Staying Connected: Recommendations by Older Adults Concerning Community Leisure Service Delivery


  • Amy E. Lorek Penn State University
  • John Dattilo
  • Jacqueline Mogle
  • Sara Freed
  • Margaret Frysinger
  • Shang-Ti Chen



Aging, Focus Group Discussions, Leisure, Senior Centers, Community-Engaged Research


Communities have long recognized their role in supporting and assisting older adults by offering information and services to meet their needs and address challenges of aging (United States Older Americans Act of 1965). Involving community members in the research process, often referred to as community-engaged research, is a valuable strategy for improving health (Clinical and Translational Science Awards Consortium, 2011). Recently, our research team began a project to learn how to promote engagement of local older adults in places where they usually congregate (Dattilo et al., 2015; Dattilo, Mogle, Lorek, Freed, & Frysinger, in press). We wanted to understand older adult health concerns and develop programs that assist them in maintaining health and pursuing leisure. During focus groups and a public meeting conducted during 2014 and 2015 in rural Pennsylvania, the research team listened and learned about concerns related to challenges of aging and the pursuit of healthy lifestyles that embrace leisure. Through this community-engaged process, the team gained insight into ways to improve service delivery and develop effective programs. The purpose of this paper is to present a synthesis of recommendations made by this group of older adults for developing and providing age-appropriate resources and leisure services across multiple community settings. Participants requested informational resources and identified ways they wanted to have this information delivered; such information might assist service providers in identifying what and how to provide information to community elders. They described services of interest as they specified desirable program content, program site characteristics, and the social culture when they attend leisure programs. Data were analyzed across categories resulting in identification of themes that provided perspective on overarching participant concerns and orientations. Based on these results, leisure service providers are encouraged to help older adults’ access resources and services and demonstrate flexibility when attempting to facilitate such access. Once participants engage in programs it may be valuable to promote and support social connections as they experience enjoyment and meaning. Services that provide opportunities for self development that facilitate learning and growth were perceived as important. Overall, the impact of participating in leisure services may result in valued contributions that older adults make to the health and well-being of themselves and others.
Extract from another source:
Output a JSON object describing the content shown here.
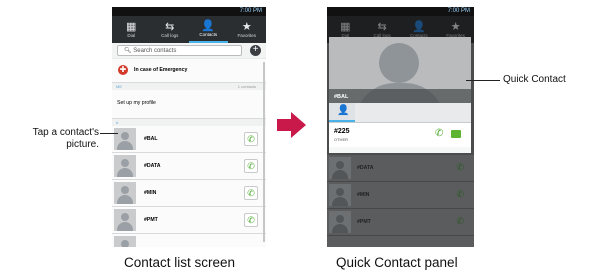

Information reported in this paper is specifically intended for leisure service providers to consider when attempting responding to the desires and needs of older adults that reside within their community.Subscribe to JPRA

Author Biography
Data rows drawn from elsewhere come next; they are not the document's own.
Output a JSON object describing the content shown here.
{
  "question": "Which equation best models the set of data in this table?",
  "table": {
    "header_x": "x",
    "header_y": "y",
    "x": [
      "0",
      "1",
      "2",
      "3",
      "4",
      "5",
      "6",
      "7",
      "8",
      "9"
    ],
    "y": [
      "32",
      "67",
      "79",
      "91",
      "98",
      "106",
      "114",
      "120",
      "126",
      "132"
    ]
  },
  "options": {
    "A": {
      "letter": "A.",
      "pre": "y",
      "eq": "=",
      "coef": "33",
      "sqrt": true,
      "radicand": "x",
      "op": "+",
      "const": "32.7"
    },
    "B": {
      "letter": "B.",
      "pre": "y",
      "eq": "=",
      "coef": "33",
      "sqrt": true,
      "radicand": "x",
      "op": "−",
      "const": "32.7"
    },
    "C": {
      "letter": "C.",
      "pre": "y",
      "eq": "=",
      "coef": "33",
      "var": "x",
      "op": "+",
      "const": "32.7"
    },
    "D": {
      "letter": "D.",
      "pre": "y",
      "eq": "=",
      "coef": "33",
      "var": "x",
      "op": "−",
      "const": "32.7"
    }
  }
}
Amy E. Lorek, Penn State University

Center for Healthy Aging, Research Associate





Regular Papers